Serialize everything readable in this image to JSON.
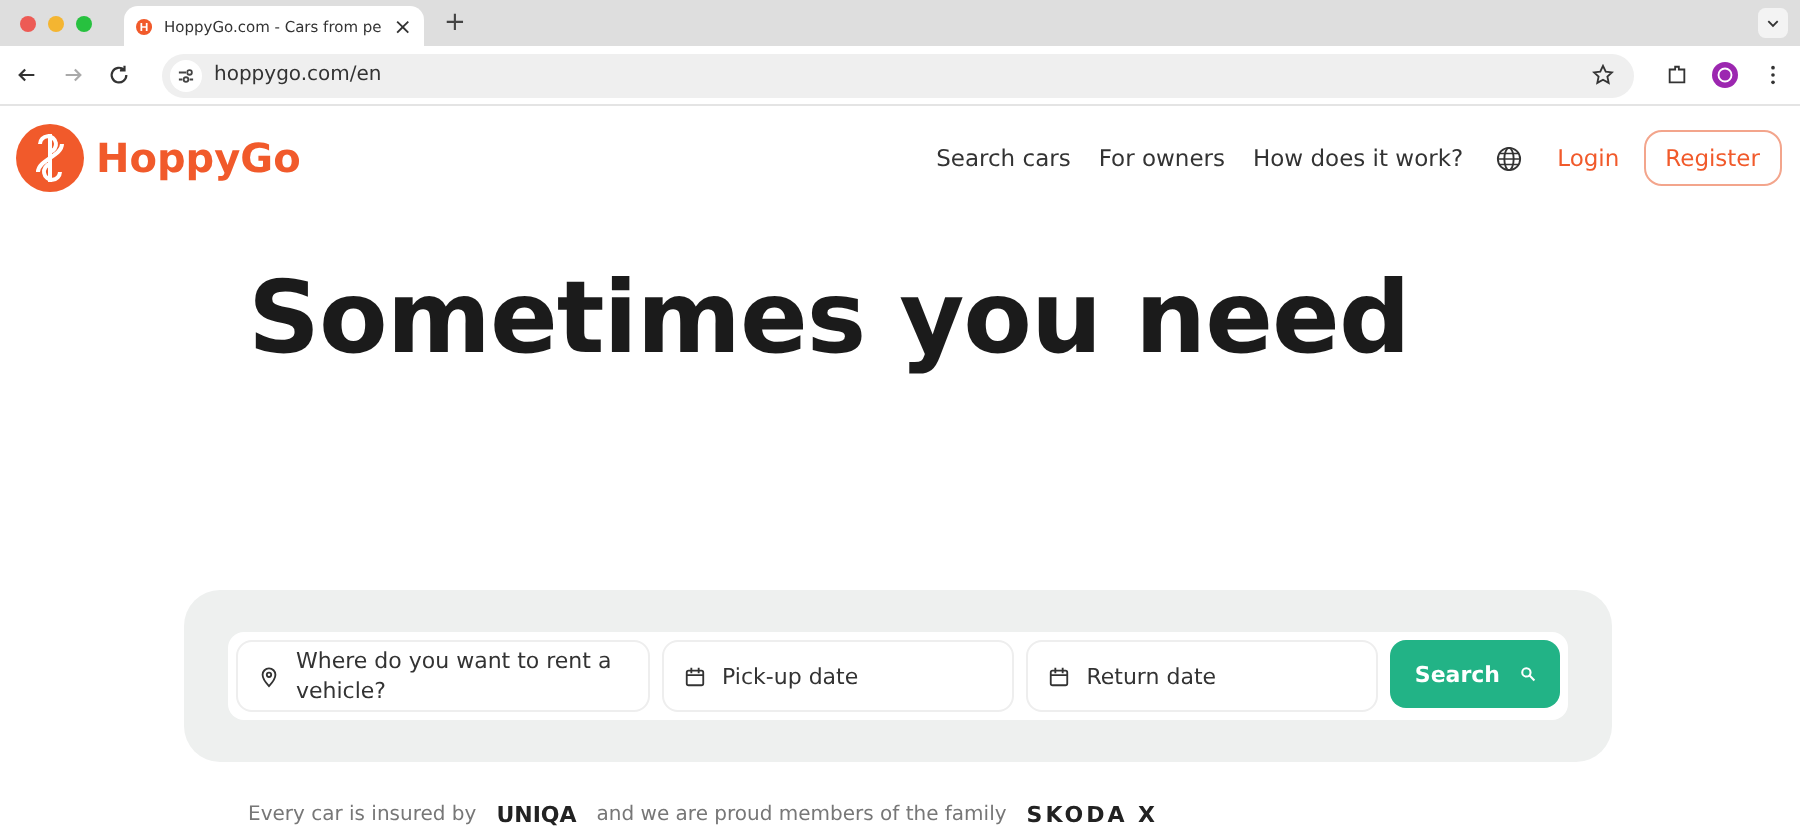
{
  "browser": {
    "tab_title": "HoppyGo.com - Cars from pe",
    "tab_close": "×",
    "new_tab": "+",
    "url": "hoppygo.com/en"
  },
  "nav": {
    "logo": "HoppyGo",
    "links": [
      "Search cars",
      "For owners",
      "How does it work?"
    ],
    "login": "Login",
    "register": "Register"
  },
  "hero": {
    "heading": "Sometimes you need"
  },
  "search": {
    "location": {
      "placeholder": "Where do you want to rent a vehicle?"
    },
    "pickup": {
      "placeholder": "Pick-up date"
    },
    "return": {
      "placeholder": "Return date"
    },
    "button": "Search"
  },
  "footer": {
    "insured_text": "Every car is insured by",
    "insurer_logo": "UNIQA",
    "family_text": "and we are proud members of the family",
    "family_logo": "SKODA X"
  }
}
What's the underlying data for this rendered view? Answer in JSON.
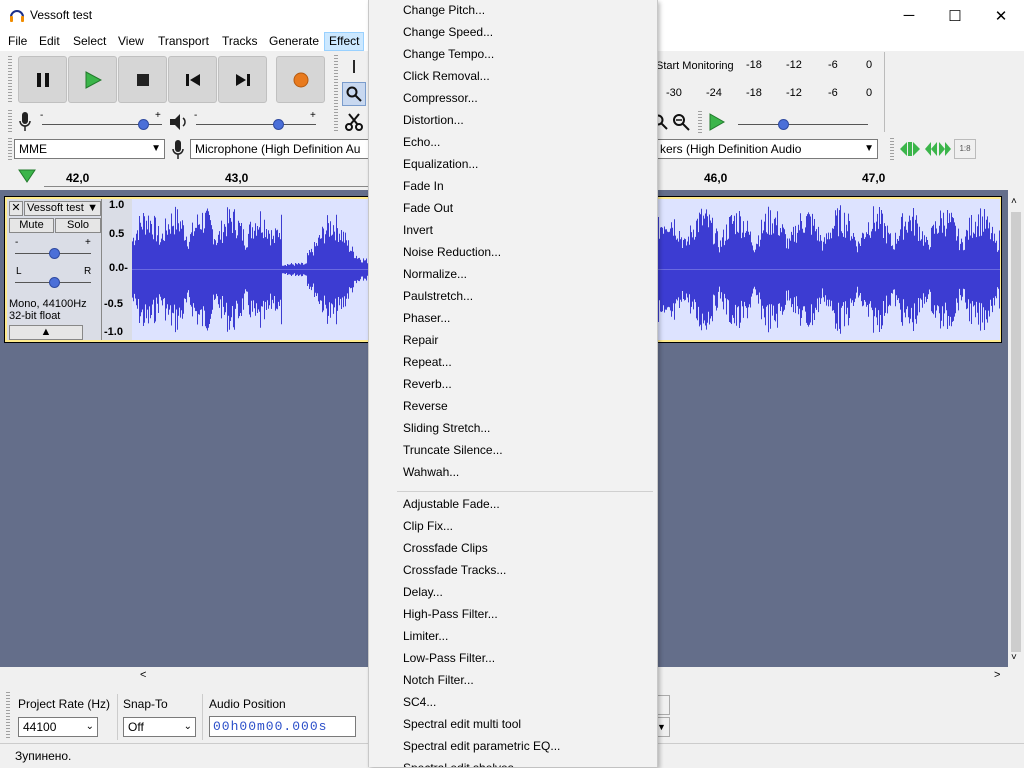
{
  "window": {
    "title": "Vessoft test",
    "controls": [
      "minimize-icon",
      "maximize-icon",
      "close-icon"
    ]
  },
  "menubar": [
    "File",
    "Edit",
    "Select",
    "View",
    "Transport",
    "Tracks",
    "Generate",
    "Effect"
  ],
  "meters": {
    "record_label": "Start Monitoring",
    "record_ticks": [
      "-18",
      "-12",
      "-6",
      "0"
    ],
    "play_ticks": [
      "-30",
      "-24",
      "-18",
      "-12",
      "-6",
      "0"
    ]
  },
  "device": {
    "host": "MME",
    "input": "Microphone (High Definition Au",
    "output": "kers (High Definition Audio"
  },
  "ruler": [
    "42,0",
    "43,0",
    "46,0",
    "47,0"
  ],
  "track": {
    "name": "Vessoft test",
    "mute": "Mute",
    "solo": "Solo",
    "gain_minus": "-",
    "gain_plus": "+",
    "pan_left": "L",
    "pan_right": "R",
    "info1": "Mono, 44100Hz",
    "info2": "32-bit float",
    "scale": [
      "1.0",
      "0.5",
      "0.0-",
      "-0.5",
      "-1.0"
    ]
  },
  "selection_bar": {
    "rate_label": "Project Rate (Hz)",
    "rate_value": "44100",
    "snap_label": "Snap-To",
    "snap_value": "Off",
    "pos_label": "Audio Position",
    "pos_value": "00h00m00.000s"
  },
  "status": "Зупинено.",
  "effect_menu": {
    "group1": [
      "Change Pitch...",
      "Change Speed...",
      "Change Tempo...",
      "Click Removal...",
      "Compressor...",
      "Distortion...",
      "Echo...",
      "Equalization...",
      "Fade In",
      "Fade Out",
      "Invert",
      "Noise Reduction...",
      "Normalize...",
      "Paulstretch...",
      "Phaser...",
      "Repair",
      "Repeat...",
      "Reverb...",
      "Reverse",
      "Sliding Stretch...",
      "Truncate Silence...",
      "Wahwah..."
    ],
    "group2": [
      "Adjustable Fade...",
      "Clip Fix...",
      "Crossfade Clips",
      "Crossfade Tracks...",
      "Delay...",
      "High-Pass Filter...",
      "Limiter...",
      "Low-Pass Filter...",
      "Notch Filter...",
      "SC4...",
      "Spectral edit multi tool",
      "Spectral edit parametric EQ...",
      "Spectral edit shelves"
    ]
  },
  "colors": {
    "accent": "#4b6fd8",
    "waveform": "#3c3cd2",
    "wave_bg": "#dde3ff",
    "track_bg": "#646e8a",
    "selected_frame": "#ffeb8c"
  }
}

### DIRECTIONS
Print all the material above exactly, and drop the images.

### SOLUTION
Serialize everything readable in this image to JSON.
{
  "browser": {
    "tab_title": "HoppyGo.com - Cars from pe",
    "tab_close": "×",
    "new_tab": "+",
    "url": "hoppygo.com/en"
  },
  "nav": {
    "logo": "HoppyGo",
    "links": [
      "Search cars",
      "For owners",
      "How does it work?"
    ],
    "login": "Login",
    "register": "Register"
  },
  "hero": {
    "heading": "Sometimes you need"
  },
  "search": {
    "location": {
      "placeholder": "Where do you want to rent a vehicle?"
    },
    "pickup": {
      "placeholder": "Pick-up date"
    },
    "return": {
      "placeholder": "Return date"
    },
    "button": "Search"
  },
  "footer": {
    "insured_text": "Every car is insured by",
    "insurer_logo": "UNIQA",
    "family_text": "and we are proud members of the family",
    "family_logo": "SKODA X"
  }
}
What's the underlying data for this rendered view? Answer in JSON.
{
  "window": {
    "title": "Vessoft test",
    "controls": [
      "minimize-icon",
      "maximize-icon",
      "close-icon"
    ]
  },
  "menubar": [
    "File",
    "Edit",
    "Select",
    "View",
    "Transport",
    "Tracks",
    "Generate",
    "Effect"
  ],
  "meters": {
    "record_label": "Start Monitoring",
    "record_ticks": [
      "-18",
      "-12",
      "-6",
      "0"
    ],
    "play_ticks": [
      "-30",
      "-24",
      "-18",
      "-12",
      "-6",
      "0"
    ]
  },
  "device": {
    "host": "MME",
    "input": "Microphone (High Definition Au",
    "output": "kers (High Definition Audio"
  },
  "ruler": [
    "42,0",
    "43,0",
    "46,0",
    "47,0"
  ],
  "track": {
    "name": "Vessoft test",
    "mute": "Mute",
    "solo": "Solo",
    "gain_minus": "-",
    "gain_plus": "+",
    "pan_left": "L",
    "pan_right": "R",
    "info1": "Mono, 44100Hz",
    "info2": "32-bit float",
    "scale": [
      "1.0",
      "0.5",
      "0.0-",
      "-0.5",
      "-1.0"
    ]
  },
  "selection_bar": {
    "rate_label": "Project Rate (Hz)",
    "rate_value": "44100",
    "snap_label": "Snap-To",
    "snap_value": "Off",
    "pos_label": "Audio Position",
    "pos_value": "00h00m00.000s"
  },
  "status": "Зупинено.",
  "effect_menu": {
    "group1": [
      "Change Pitch...",
      "Change Speed...",
      "Change Tempo...",
      "Click Removal...",
      "Compressor...",
      "Distortion...",
      "Echo...",
      "Equalization...",
      "Fade In",
      "Fade Out",
      "Invert",
      "Noise Reduction...",
      "Normalize...",
      "Paulstretch...",
      "Phaser...",
      "Repair",
      "Repeat...",
      "Reverb...",
      "Reverse",
      "Sliding Stretch...",
      "Truncate Silence...",
      "Wahwah..."
    ],
    "group2": [
      "Adjustable Fade...",
      "Clip Fix...",
      "Crossfade Clips",
      "Crossfade Tracks...",
      "Delay...",
      "High-Pass Filter...",
      "Limiter...",
      "Low-Pass Filter...",
      "Notch Filter...",
      "SC4...",
      "Spectral edit multi tool",
      "Spectral edit parametric EQ...",
      "Spectral edit shelves"
    ]
  },
  "colors": {
    "accent": "#4b6fd8",
    "waveform": "#3c3cd2",
    "wave_bg": "#dde3ff",
    "track_bg": "#646e8a",
    "selected_frame": "#ffeb8c"
  }
}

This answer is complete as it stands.